That's exactly the same percentage as said reruns wouldn't change anything. Wait -- aren't they the same as the people who said they'd watch more reruns?
An impressive 63 percent of participants said they'd support the writers in response to the question: "The dispute between writers and producers is mainly that writers want a share of profits (royalties) when shows they have written are sold on DVD or on the Internet or downloaded to cellphones or other electronic media. Whose side of this dispute are you more likely to lean toward: the writers or the producers?"
Only 4 percent said they'd side with the "producers" -- a.k.a. the networks and studios. A whopping 33 percent said they were not sure.
And 47 percent said writers deserved the largest share of royalty payments -- ahead of actors, producers or directors.
Fortunately for the Writers Guild of America, the Pepperdine study came out the day after actors were asked to join the picket lines with the writers.
Barbara Brogliatti, the spokeswoman for the Alliance of Motion Picture and Television Producers (a.k.a. the networks and studios), said the study results were to be expected. "It is very hard to keep complex issues at the forefront of the debate when you're competing with the pageantry of celebrity picketers."
Another poll was floating around yesterday, conducted in the Los Angeles metropolitan area by SurveyUSA, which similarly found that 69 percent of adults familiar with the strike support the writers, and that a mere 8 percent were taking the studios' side, while a still large 22 percent were not sure.
Patric M. Verrone, president of the Writers Guild of America, West, was ready for his close-up:

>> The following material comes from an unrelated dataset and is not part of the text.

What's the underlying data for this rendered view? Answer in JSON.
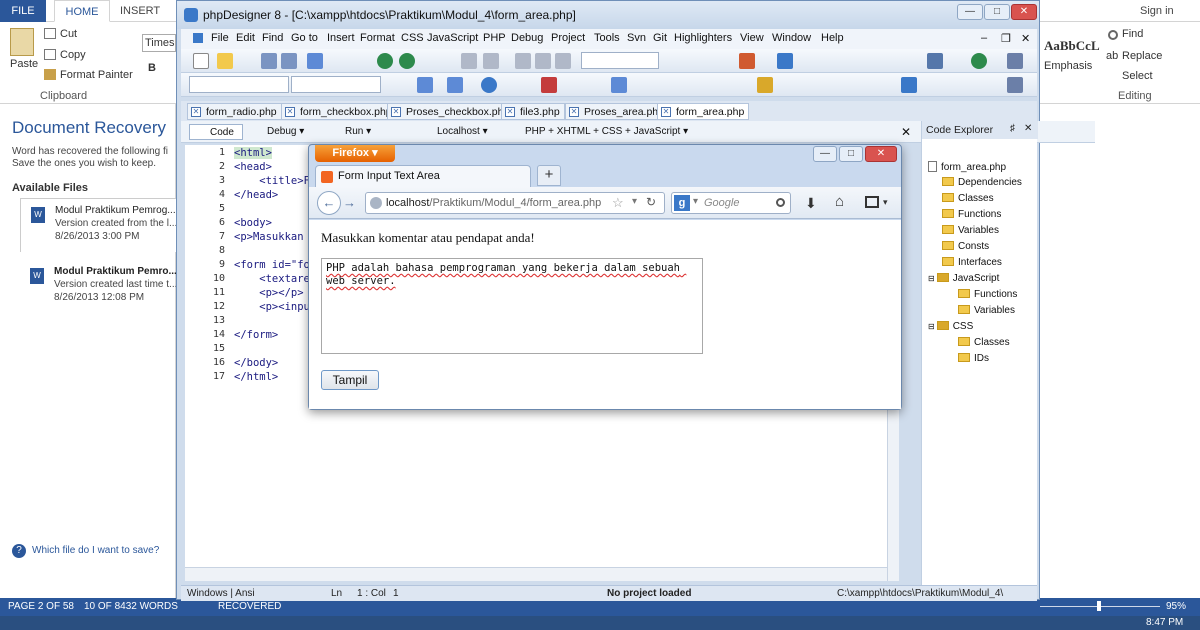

"We're gratified by this tremendous show of nationwide support. These polls prove that the public understands what is at stake here. Our fight represents the fight of all American workers for a fair deal."
CUT! That's a wrap . . . .